Other work at the University of Tennessee is starting to look at using biochar to trap nutrients and metals, and even bacteria by filtering water through biochar-based barriers. This work is in its infancy for now. The idea here is to include biochar in the soil mixtures used in rain gardens and/or bio-swales, or to intercept runoff from parking areas and/or dog-parks. This way some potential pollutants could be removed before they reach nearby streams and rivers.
Enrichment of Biochar
Typically very sandy soils or heavy compacted clay soils benefit from about 10 quarts of biochar per 100 square feet by applying a mixture of 1 part (20%) biochar to 4 parts (80%) soil or compost as the top 3-4 inches of soil around each plant in your vegetable garden.
The University of Tennessee has not investigated the possibility of enriching biochar prior to spreading it on the fields with compost microorganisms or other amendments – as popularized by some individual farmers online.

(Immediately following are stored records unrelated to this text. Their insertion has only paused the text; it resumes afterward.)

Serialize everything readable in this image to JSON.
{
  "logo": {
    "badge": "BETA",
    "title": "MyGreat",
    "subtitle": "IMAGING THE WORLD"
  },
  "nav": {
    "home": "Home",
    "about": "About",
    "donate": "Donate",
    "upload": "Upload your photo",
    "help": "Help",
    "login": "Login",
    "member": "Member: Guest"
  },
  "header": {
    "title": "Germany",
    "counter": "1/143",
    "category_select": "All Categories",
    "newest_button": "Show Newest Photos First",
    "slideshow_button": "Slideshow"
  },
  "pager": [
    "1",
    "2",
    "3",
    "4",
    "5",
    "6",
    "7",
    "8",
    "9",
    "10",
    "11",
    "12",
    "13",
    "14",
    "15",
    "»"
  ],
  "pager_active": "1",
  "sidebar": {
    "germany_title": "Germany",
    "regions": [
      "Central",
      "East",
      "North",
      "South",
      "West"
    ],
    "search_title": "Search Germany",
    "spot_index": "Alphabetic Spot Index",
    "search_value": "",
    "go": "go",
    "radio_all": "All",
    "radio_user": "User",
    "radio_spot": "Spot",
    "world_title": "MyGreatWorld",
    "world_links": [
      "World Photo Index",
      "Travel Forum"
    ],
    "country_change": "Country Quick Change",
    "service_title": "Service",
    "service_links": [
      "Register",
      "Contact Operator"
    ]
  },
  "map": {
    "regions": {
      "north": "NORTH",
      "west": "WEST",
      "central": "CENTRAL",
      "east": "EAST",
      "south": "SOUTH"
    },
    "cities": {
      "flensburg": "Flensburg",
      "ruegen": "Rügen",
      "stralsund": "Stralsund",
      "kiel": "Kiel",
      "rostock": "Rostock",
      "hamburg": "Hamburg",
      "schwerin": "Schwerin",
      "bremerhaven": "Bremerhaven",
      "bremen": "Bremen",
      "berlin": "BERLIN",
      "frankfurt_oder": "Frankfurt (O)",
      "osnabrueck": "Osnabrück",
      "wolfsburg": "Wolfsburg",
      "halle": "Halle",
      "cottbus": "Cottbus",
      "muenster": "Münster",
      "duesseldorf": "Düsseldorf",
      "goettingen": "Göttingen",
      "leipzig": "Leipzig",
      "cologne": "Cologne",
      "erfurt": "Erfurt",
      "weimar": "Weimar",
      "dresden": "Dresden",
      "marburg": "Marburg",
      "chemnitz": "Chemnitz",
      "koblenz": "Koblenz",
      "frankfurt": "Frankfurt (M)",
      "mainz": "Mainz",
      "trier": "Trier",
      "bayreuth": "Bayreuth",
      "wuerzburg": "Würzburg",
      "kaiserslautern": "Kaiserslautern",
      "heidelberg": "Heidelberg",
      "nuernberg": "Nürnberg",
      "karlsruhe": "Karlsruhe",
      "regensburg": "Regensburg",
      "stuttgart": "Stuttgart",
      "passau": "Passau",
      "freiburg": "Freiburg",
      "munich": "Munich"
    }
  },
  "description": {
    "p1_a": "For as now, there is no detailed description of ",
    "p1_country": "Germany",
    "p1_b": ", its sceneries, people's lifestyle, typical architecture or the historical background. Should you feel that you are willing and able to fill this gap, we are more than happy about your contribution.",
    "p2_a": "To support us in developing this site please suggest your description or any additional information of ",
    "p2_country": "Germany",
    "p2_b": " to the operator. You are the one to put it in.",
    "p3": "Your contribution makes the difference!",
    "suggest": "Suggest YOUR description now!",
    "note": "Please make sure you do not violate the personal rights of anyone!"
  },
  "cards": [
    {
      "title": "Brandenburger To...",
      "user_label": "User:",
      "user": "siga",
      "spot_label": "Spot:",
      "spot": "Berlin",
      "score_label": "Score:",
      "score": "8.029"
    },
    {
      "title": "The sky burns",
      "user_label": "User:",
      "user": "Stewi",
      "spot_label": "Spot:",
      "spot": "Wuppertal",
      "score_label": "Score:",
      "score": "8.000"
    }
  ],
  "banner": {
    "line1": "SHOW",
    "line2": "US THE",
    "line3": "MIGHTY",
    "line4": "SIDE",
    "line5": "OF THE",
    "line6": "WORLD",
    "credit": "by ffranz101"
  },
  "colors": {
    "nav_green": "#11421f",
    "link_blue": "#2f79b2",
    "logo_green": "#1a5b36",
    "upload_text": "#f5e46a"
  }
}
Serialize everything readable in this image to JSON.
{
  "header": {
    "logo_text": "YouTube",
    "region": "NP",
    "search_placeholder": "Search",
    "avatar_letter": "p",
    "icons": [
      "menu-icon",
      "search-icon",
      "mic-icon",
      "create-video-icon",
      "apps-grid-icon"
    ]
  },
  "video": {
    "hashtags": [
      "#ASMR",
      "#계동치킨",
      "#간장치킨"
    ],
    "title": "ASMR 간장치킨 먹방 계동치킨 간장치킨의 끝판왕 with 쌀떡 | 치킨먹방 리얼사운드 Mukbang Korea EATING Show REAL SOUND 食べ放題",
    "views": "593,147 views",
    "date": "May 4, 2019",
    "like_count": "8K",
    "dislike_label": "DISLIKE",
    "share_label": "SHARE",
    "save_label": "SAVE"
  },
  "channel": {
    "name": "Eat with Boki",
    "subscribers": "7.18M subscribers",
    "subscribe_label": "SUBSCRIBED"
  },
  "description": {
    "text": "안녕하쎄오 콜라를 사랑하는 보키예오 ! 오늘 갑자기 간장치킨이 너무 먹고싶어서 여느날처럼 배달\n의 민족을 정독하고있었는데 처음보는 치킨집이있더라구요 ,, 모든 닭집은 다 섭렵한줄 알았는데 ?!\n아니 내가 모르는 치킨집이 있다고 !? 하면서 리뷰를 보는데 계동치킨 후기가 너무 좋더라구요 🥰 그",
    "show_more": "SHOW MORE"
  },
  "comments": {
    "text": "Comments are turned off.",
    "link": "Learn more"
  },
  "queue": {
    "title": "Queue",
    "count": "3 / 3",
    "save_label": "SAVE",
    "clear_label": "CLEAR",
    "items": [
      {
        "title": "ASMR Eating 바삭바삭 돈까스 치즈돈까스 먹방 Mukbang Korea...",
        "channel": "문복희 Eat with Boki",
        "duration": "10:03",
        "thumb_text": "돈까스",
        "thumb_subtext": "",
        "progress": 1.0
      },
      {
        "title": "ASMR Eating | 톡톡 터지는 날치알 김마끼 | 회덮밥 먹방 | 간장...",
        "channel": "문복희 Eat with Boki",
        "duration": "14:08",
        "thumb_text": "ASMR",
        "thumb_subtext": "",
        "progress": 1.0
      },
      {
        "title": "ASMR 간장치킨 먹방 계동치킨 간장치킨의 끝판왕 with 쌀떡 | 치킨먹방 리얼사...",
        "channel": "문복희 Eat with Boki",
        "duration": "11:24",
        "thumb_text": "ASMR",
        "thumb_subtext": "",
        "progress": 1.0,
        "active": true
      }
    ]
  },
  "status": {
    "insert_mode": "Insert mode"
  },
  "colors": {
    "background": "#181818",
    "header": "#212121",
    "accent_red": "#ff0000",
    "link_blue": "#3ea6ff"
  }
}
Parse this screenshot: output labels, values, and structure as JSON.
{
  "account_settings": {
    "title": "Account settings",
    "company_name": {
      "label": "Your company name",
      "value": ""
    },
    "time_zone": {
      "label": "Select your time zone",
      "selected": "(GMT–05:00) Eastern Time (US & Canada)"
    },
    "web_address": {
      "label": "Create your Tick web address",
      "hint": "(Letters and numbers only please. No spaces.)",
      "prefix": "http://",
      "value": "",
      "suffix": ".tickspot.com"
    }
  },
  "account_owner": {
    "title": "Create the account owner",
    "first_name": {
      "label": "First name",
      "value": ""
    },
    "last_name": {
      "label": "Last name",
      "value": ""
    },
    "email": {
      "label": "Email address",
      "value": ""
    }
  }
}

Dr. Forbes Walker who is leading a lot of research projects at UTIA, has not encountered any reliable studies to support the benefits of enriching biochar ahead of time for a couple of weeks and advocates to just spread it together with compost or fertilizer on the soil for the best results.
If you decide to follow the biochar enriching advice from individual farmers and gardeners like GrowingYourGreens or Plant Abundance, you are welcome to try applying both enriched and pure biochar and then share your results in the Biochar Forum.
We look forward to an exciting journey of reviving an Eldorado dream and building the sustainable fertility of our soils together!